4. Asking For Help is Okay. In the same way we struggle with saying "no", it can also be hard to ask for help. It shouldn't be though. We should allow ourselves to ask our husbands/wives, family or friends for help, if we need it and not be ashamed (its totally okay to pay for help too). A perfect example was the email my girlfriend wrote last week, accompanied by an adorable picture of her 3-week old son I love this little man more than anything, but mommy needs to get out of the house! Who wants to meet for a drink? We mamas who knew exactly what she was going through met her pronto for that drink.

5. A Healthy Life Has Many Dimensions.When you are thinking of what it means to be a healthy individual and grow a healthy family, there are so many aspects of body, mind and soul nourishment to consider. Rather than get overwhelmed, decide what it is you want to focus on and put your energy there, the rest will follow. Some have told me that when they don't have time to exercise they focus on their eating; Some have started exercising now that they have found a way to build it into their commute; Some have told me they are building a small home gym and having a trainer come over at 9 PM so they can lose those stubborn post-baby pounds; Some have told me that they are trying to simply put some unstructured time into their overly scheduled life. All of this is good.

6. Prioritize Your Self and Your Relationships. At the end of the day, the thing that is going to make your family the happiest is if you are happy. That happiness and self-worth will translate into you being able to be your best self with your children, your partner and your co-workers. Because of that, come hell or high water, you gotta figure out how to make that "me time" happen, in whatever shape or form you need it.

This is a journey in terms of defining who we are as parents and spouses and individuals; of figuring out ways to strengthen our bodies and our minds and our families; of trying and failing and succeeding when we get back up again. Thanks to all that have supported me in creating this dialogue, including sitting for interviews, writing guest posts and sending me emails and comments. It is so fun and also so hard to be on this journey of discovery and reinvention and fortitude. Hopefully by being here we all know that we are not out there on our own.
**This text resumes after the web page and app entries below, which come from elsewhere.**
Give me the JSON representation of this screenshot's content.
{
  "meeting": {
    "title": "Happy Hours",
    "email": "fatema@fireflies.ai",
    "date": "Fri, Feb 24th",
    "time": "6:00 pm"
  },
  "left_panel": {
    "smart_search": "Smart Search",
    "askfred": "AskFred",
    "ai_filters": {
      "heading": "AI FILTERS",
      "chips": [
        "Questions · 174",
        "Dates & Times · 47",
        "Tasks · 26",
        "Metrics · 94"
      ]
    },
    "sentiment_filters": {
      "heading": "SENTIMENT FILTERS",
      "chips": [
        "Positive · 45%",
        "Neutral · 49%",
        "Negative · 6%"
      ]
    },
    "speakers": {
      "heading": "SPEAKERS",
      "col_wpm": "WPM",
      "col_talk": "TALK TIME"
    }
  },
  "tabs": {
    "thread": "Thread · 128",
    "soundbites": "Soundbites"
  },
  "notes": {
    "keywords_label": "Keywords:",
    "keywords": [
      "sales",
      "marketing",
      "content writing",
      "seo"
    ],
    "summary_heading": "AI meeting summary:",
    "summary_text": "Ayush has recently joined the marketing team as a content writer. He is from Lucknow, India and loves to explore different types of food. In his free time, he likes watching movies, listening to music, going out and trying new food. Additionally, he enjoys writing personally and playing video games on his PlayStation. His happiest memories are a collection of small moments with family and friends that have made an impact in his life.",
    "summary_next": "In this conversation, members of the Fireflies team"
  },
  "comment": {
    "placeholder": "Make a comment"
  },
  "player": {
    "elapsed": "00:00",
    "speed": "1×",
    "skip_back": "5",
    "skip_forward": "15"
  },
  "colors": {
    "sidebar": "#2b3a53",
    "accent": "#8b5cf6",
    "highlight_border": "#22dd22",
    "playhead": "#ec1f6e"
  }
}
Please contact me at mommytasker@gmail.com, MommyTasker.com, or connect with me on Facebook.


  1. beautiful post. couldn't agree more...on like...every single front! thanks for this.